Colorectal Cancer: Be informed if you are a candidate for an ostomy reversal
By Joanna Burgess-Stocks, BSN, RN, CWOCN
- Not everyone who has an ostomy as a result of colorectal cancer and other diseases will have the option of having their ostomy reversed. Some people will need to keep their ostomy for life.
- Your surgeon will determine when an ostomy will be reversed. There are many factors that determine a reversal such as the extent of the disease, a patient’s overall health and treatment process (radiation and chemotherapy). Most patients with temporary ostomies will have the ostomy for about 3-6 months.
- Surgery for reversal of an ostomy is usually much less involved than the surgery that you had to create the ostomy. So if you are feeling nervous, keep that in mind. A typical hospital course is 3-4 days on average.

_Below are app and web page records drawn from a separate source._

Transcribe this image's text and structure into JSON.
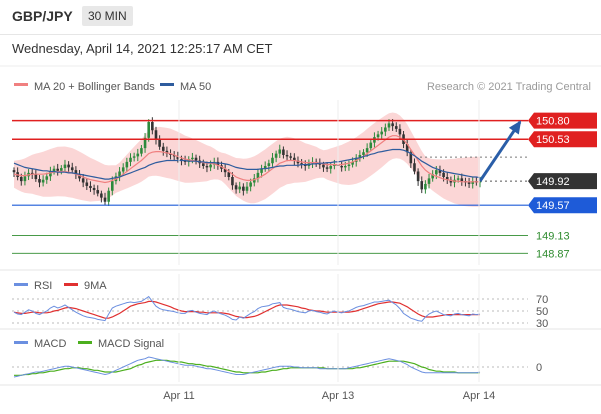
{
  "header": {
    "symbol": "GBP/JPY",
    "timeframe": "30 MIN",
    "datetime": "Wednesday, April 14, 2021 12:25:17 AM CET"
  },
  "copyright": "Research © 2021 Trading Central",
  "colors": {
    "resistance": "#e02020",
    "support": "#1e5bd8",
    "target": "#2e8b2e",
    "bollinger": "#f7b5b5",
    "ma20": "#f08080",
    "ma50": "#2e5c9e",
    "rsi": "#6b8fe0",
    "rsi_ma": "#e03030",
    "macd": "#6b8fe0",
    "macd_signal": "#4caf1e",
    "current": "#333333"
  },
  "chart_data": [
    {
      "type": "candlestick",
      "legend": [
        {
          "name": "MA 20 + Bollinger Bands",
          "color": "#f08080"
        },
        {
          "name": "MA 50",
          "color": "#2e5c9e"
        }
      ],
      "ylim": [
        148.7,
        151.1
      ],
      "x_labels": [
        "Apr 11",
        "Apr 13",
        "Apr 14"
      ],
      "levels": [
        {
          "label": "150.80",
          "value": 150.8,
          "kind": "resistance"
        },
        {
          "label": "150.53",
          "value": 150.53,
          "kind": "resistance"
        },
        {
          "label": "149.92",
          "value": 149.92,
          "kind": "current"
        },
        {
          "label": "149.57",
          "value": 149.57,
          "kind": "support"
        },
        {
          "label": "149.13",
          "value": 149.13,
          "kind": "target"
        },
        {
          "label": "148.87",
          "value": 148.87,
          "kind": "target"
        }
      ],
      "close": [
        150.05,
        149.98,
        149.92,
        149.99,
        150.04,
        150.02,
        149.95,
        149.9,
        149.94,
        149.99,
        150.06,
        150.1,
        150.07,
        150.11,
        150.16,
        150.12,
        150.08,
        150.02,
        149.96,
        149.9,
        149.85,
        149.82,
        149.79,
        149.74,
        149.68,
        149.62,
        149.78,
        149.92,
        149.99,
        150.06,
        150.12,
        150.2,
        150.26,
        150.28,
        150.32,
        150.4,
        150.55,
        150.78,
        150.66,
        150.52,
        150.42,
        150.36,
        150.32,
        150.3,
        150.28,
        150.24,
        150.22,
        150.2,
        150.24,
        150.26,
        150.22,
        150.18,
        150.14,
        150.12,
        150.16,
        150.2,
        150.15,
        150.1,
        150.05,
        149.98,
        149.86,
        149.8,
        149.84,
        149.78,
        149.84,
        149.9,
        149.96,
        150.04,
        150.1,
        150.14,
        150.18,
        150.26,
        150.32,
        150.38,
        150.3,
        150.28,
        150.26,
        150.22,
        150.18,
        150.16,
        150.14,
        150.18,
        150.2,
        150.18,
        150.16,
        150.12,
        150.1,
        150.14,
        150.16,
        150.14,
        150.12,
        150.14,
        150.16,
        150.2,
        150.26,
        150.3,
        150.34,
        150.4,
        150.48,
        150.56,
        150.6,
        150.64,
        150.7,
        150.76,
        150.72,
        150.68,
        150.6,
        150.46,
        150.34,
        150.18,
        150.06,
        149.92,
        149.8,
        149.88,
        149.96,
        150.02,
        150.08,
        150.04,
        149.98,
        149.94,
        149.9,
        149.94,
        149.96,
        149.92,
        149.9,
        149.88,
        149.92,
        149.9,
        149.92
      ],
      "ma20": [
        150.02,
        150.01,
        150.0,
        150.0,
        150.01,
        150.02,
        150.02,
        150.02,
        150.02,
        150.03,
        150.04,
        150.05,
        150.06,
        150.06,
        150.06,
        150.05,
        150.04,
        150.02,
        150.0,
        149.98,
        149.96,
        149.94,
        149.93,
        149.92,
        149.91,
        149.9,
        149.91,
        149.93,
        149.95,
        149.98,
        150.02,
        150.06,
        150.1,
        150.14,
        150.18,
        150.22,
        150.27,
        150.32,
        150.34,
        150.35,
        150.35,
        150.34,
        150.33,
        150.32,
        150.3,
        150.28,
        150.26,
        150.24,
        150.23,
        150.22,
        150.21,
        150.2,
        150.19,
        150.18,
        150.18,
        150.17,
        150.15,
        150.13,
        150.1,
        150.06,
        150.02,
        149.98,
        149.96,
        149.94,
        149.93,
        149.93,
        149.94,
        149.96,
        149.99,
        150.02,
        150.06,
        150.1,
        150.14,
        150.18,
        150.2,
        150.22,
        150.22,
        150.22,
        150.21,
        150.2,
        150.19,
        150.19,
        150.19,
        150.19,
        150.18,
        150.17,
        150.16,
        150.16,
        150.16,
        150.16,
        150.16,
        150.17,
        150.18,
        150.2,
        150.22,
        150.25,
        150.28,
        150.32,
        150.36,
        150.4,
        150.44,
        150.48,
        150.52,
        150.56,
        150.58,
        150.58,
        150.56,
        150.52,
        150.46,
        150.38,
        150.3,
        150.22,
        150.14,
        150.08,
        150.04,
        150.01,
        149.99,
        149.97,
        149.95,
        149.94,
        149.93,
        149.92,
        149.92,
        149.91,
        149.91,
        149.91,
        149.91,
        149.91,
        149.91
      ],
      "ma50": [
        150.18,
        150.16,
        150.14,
        150.12,
        150.11,
        150.1,
        150.09,
        150.08,
        150.07,
        150.07,
        150.06,
        150.06,
        150.05,
        150.05,
        150.05,
        150.04,
        150.04,
        150.03,
        150.02,
        150.01,
        150.0,
        149.99,
        149.98,
        149.97,
        149.96,
        149.95,
        149.95,
        149.96,
        149.97,
        149.98,
        150.0,
        150.02,
        150.04,
        150.06,
        150.08,
        150.1,
        150.12,
        150.15,
        150.17,
        150.19,
        150.2,
        150.21,
        150.22,
        150.22,
        150.22,
        150.22,
        150.22,
        150.22,
        150.21,
        150.21,
        150.21,
        150.2,
        150.2,
        150.19,
        150.19,
        150.19,
        150.18,
        150.18,
        150.17,
        150.16,
        150.14,
        150.12,
        150.11,
        150.1,
        150.09,
        150.09,
        150.09,
        150.09,
        150.1,
        150.1,
        150.11,
        150.12,
        150.13,
        150.14,
        150.14,
        150.15,
        150.15,
        150.15,
        150.15,
        150.16,
        150.16,
        150.16,
        150.17,
        150.17,
        150.18,
        150.18,
        150.19,
        150.19,
        150.2,
        150.2,
        150.21,
        150.22,
        150.23,
        150.24,
        150.25,
        150.26,
        150.28,
        150.29,
        150.31,
        150.32,
        150.34,
        150.35,
        150.36,
        150.37,
        150.38,
        150.38,
        150.38,
        150.37,
        150.35,
        150.32,
        150.29,
        150.25,
        150.21,
        150.18,
        150.15,
        150.12,
        150.1,
        150.08,
        150.06,
        150.05,
        150.04,
        150.03,
        150.02,
        150.01,
        150.0,
        149.99,
        149.98,
        149.98,
        149.97
      ],
      "bollinger_width": 0.28
    },
    {
      "type": "line",
      "legend": [
        {
          "name": "RSI",
          "color": "#6b8fe0"
        },
        {
          "name": "9MA",
          "color": "#e03030"
        }
      ],
      "ylim": [
        25,
        75
      ],
      "levels": [
        {
          "label": "70",
          "value": 70
        },
        {
          "label": "50",
          "value": 50
        },
        {
          "label": "30",
          "value": 30
        }
      ],
      "rsi": [
        48,
        45,
        44,
        48,
        52,
        50,
        46,
        44,
        47,
        50,
        55,
        58,
        55,
        57,
        60,
        56,
        52,
        48,
        45,
        42,
        40,
        39,
        38,
        36,
        35,
        34,
        45,
        55,
        58,
        60,
        62,
        64,
        65,
        64,
        65,
        66,
        70,
        74,
        66,
        58,
        54,
        52,
        51,
        50,
        49,
        47,
        46,
        46,
        50,
        51,
        48,
        46,
        45,
        44,
        48,
        50,
        47,
        45,
        43,
        40,
        36,
        35,
        40,
        38,
        42,
        46,
        49,
        54,
        57,
        58,
        59,
        62,
        63,
        64,
        56,
        54,
        53,
        51,
        49,
        48,
        47,
        50,
        51,
        49,
        48,
        46,
        45,
        48,
        50,
        48,
        47,
        49,
        50,
        53,
        56,
        58,
        59,
        61,
        63,
        65,
        65,
        66,
        67,
        68,
        64,
        60,
        54,
        46,
        42,
        38,
        36,
        34,
        33,
        40,
        45,
        48,
        50,
        47,
        44,
        43,
        42,
        45,
        46,
        44,
        43,
        42,
        45,
        44,
        45
      ],
      "rsi_ma": [
        48,
        47,
        46,
        46,
        47,
        48,
        48,
        47,
        47,
        47,
        48,
        50,
        51,
        53,
        55,
        56,
        55,
        54,
        52,
        50,
        48,
        46,
        44,
        42,
        40,
        38,
        38,
        40,
        43,
        46,
        50,
        54,
        58,
        60,
        62,
        63,
        64,
        66,
        66,
        65,
        63,
        61,
        59,
        57,
        54,
        52,
        50,
        49,
        49,
        49,
        49,
        48,
        48,
        47,
        47,
        47,
        47,
        47,
        46,
        45,
        43,
        41,
        40,
        39,
        39,
        40,
        41,
        43,
        46,
        49,
        52,
        55,
        58,
        60,
        60,
        60,
        59,
        58,
        57,
        55,
        54,
        52,
        51,
        50,
        50,
        49,
        48,
        48,
        48,
        48,
        48,
        48,
        48,
        49,
        50,
        52,
        54,
        56,
        58,
        60,
        62,
        63,
        64,
        65,
        65,
        64,
        63,
        60,
        57,
        53,
        49,
        45,
        42,
        40,
        40,
        40,
        41,
        42,
        43,
        44,
        44,
        44,
        44,
        44,
        44,
        44,
        44,
        44,
        44
      ]
    },
    {
      "type": "line",
      "legend": [
        {
          "name": "MACD",
          "color": "#6b8fe0"
        },
        {
          "name": "MACD Signal",
          "color": "#4caf1e"
        }
      ],
      "ylim": [
        -0.18,
        0.18
      ],
      "levels": [
        {
          "label": "0",
          "value": 0
        }
      ],
      "macd": [
        -0.12,
        -0.11,
        -0.1,
        -0.09,
        -0.08,
        -0.07,
        -0.06,
        -0.06,
        -0.05,
        -0.04,
        -0.03,
        -0.02,
        -0.01,
        0.0,
        0.01,
        0.01,
        0.0,
        -0.01,
        -0.02,
        -0.03,
        -0.04,
        -0.05,
        -0.06,
        -0.07,
        -0.08,
        -0.09,
        -0.08,
        -0.06,
        -0.04,
        -0.02,
        0.0,
        0.02,
        0.04,
        0.06,
        0.08,
        0.09,
        0.1,
        0.12,
        0.11,
        0.1,
        0.09,
        0.08,
        0.07,
        0.06,
        0.05,
        0.04,
        0.03,
        0.02,
        0.02,
        0.02,
        0.01,
        0.0,
        -0.01,
        -0.02,
        -0.02,
        -0.03,
        -0.04,
        -0.05,
        -0.06,
        -0.07,
        -0.08,
        -0.09,
        -0.09,
        -0.09,
        -0.08,
        -0.07,
        -0.06,
        -0.05,
        -0.04,
        -0.03,
        -0.02,
        -0.01,
        0.0,
        0.01,
        0.01,
        0.01,
        0.01,
        0.0,
        0.0,
        -0.01,
        -0.01,
        -0.01,
        -0.01,
        -0.01,
        -0.02,
        -0.02,
        -0.02,
        -0.02,
        -0.02,
        -0.02,
        -0.02,
        -0.02,
        -0.01,
        0.0,
        0.01,
        0.02,
        0.03,
        0.04,
        0.05,
        0.06,
        0.07,
        0.08,
        0.09,
        0.1,
        0.09,
        0.08,
        0.07,
        0.05,
        0.03,
        0.0,
        -0.02,
        -0.04,
        -0.06,
        -0.07,
        -0.07,
        -0.07,
        -0.07,
        -0.07,
        -0.07,
        -0.07,
        -0.07,
        -0.07,
        -0.07,
        -0.07,
        -0.07,
        -0.07,
        -0.07,
        -0.07,
        -0.06
      ],
      "macd_signal": [
        -0.1,
        -0.1,
        -0.1,
        -0.09,
        -0.09,
        -0.08,
        -0.08,
        -0.07,
        -0.07,
        -0.06,
        -0.05,
        -0.05,
        -0.04,
        -0.03,
        -0.02,
        -0.02,
        -0.01,
        -0.01,
        -0.01,
        -0.02,
        -0.02,
        -0.03,
        -0.04,
        -0.04,
        -0.05,
        -0.06,
        -0.06,
        -0.06,
        -0.06,
        -0.05,
        -0.04,
        -0.03,
        -0.02,
        0.0,
        0.02,
        0.03,
        0.05,
        0.06,
        0.07,
        0.08,
        0.08,
        0.08,
        0.08,
        0.07,
        0.07,
        0.06,
        0.06,
        0.05,
        0.04,
        0.04,
        0.03,
        0.03,
        0.02,
        0.01,
        0.01,
        0.0,
        -0.01,
        -0.02,
        -0.03,
        -0.04,
        -0.05,
        -0.06,
        -0.06,
        -0.07,
        -0.07,
        -0.07,
        -0.07,
        -0.07,
        -0.06,
        -0.06,
        -0.05,
        -0.04,
        -0.04,
        -0.03,
        -0.02,
        -0.02,
        -0.01,
        -0.01,
        -0.01,
        -0.01,
        -0.01,
        -0.01,
        -0.01,
        -0.01,
        -0.01,
        -0.01,
        -0.02,
        -0.02,
        -0.02,
        -0.02,
        -0.02,
        -0.02,
        -0.02,
        -0.02,
        -0.01,
        -0.01,
        0.0,
        0.01,
        0.02,
        0.03,
        0.04,
        0.05,
        0.06,
        0.07,
        0.07,
        0.07,
        0.07,
        0.07,
        0.06,
        0.05,
        0.04,
        0.02,
        0.0,
        -0.01,
        -0.03,
        -0.04,
        -0.05,
        -0.05,
        -0.06,
        -0.06,
        -0.06,
        -0.06,
        -0.07,
        -0.07,
        -0.07,
        -0.07,
        -0.07,
        -0.07,
        -0.07
      ]
    }
  ]
}
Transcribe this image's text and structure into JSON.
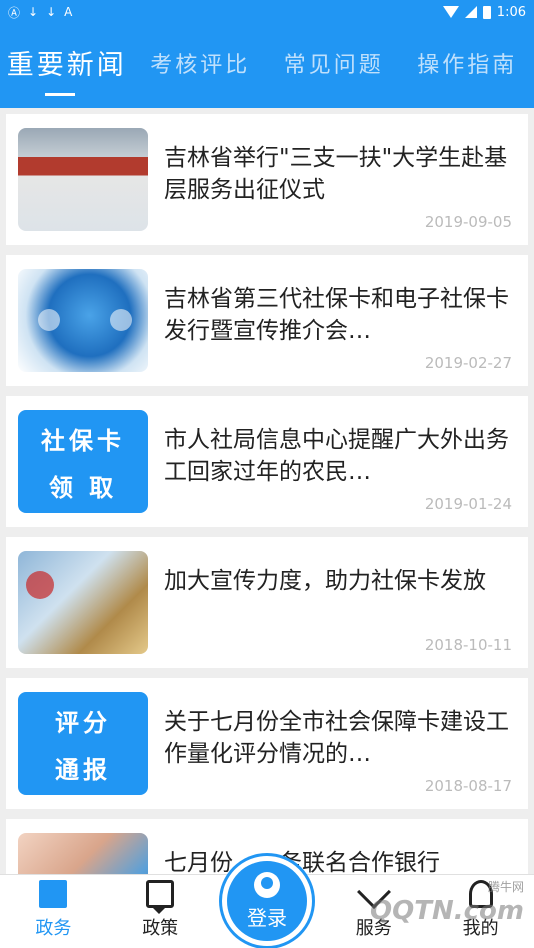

- For some patients, interrupting bowel function with a temporary ileostomy increases the chances that you will experience alterations in bowel function after reversal of your stoma. These symptoms can include rectal urgency, frequency, fragmentation of stool and incontinence. It is important that you notify your surgeon as soon as possible with these symptoms. Treatment includes behavioral strategies based on the symptoms and includes dietary modifications, incontinence products, skin care (use of barrier creams such as zinc oxide) and medications such as loperamide. More involved but helpful recommendations are pelvic muscle retraining (PMR) to regain sphincter strength and biofeedback. This therapy is done by a highly trained physical therapist.
- Some physical therapists recommend PMR prior to surgery or radiation to assess muscles and teach strategies for ongoing muscle strengthening that can be carried over after surgery. This helps to address any coordination or existing weakness prior to radiation due to chemo or post-operative recovery. If PMR is recommended after surgery, it is best to wait at least 6 weeks and with the surgeon’s approval.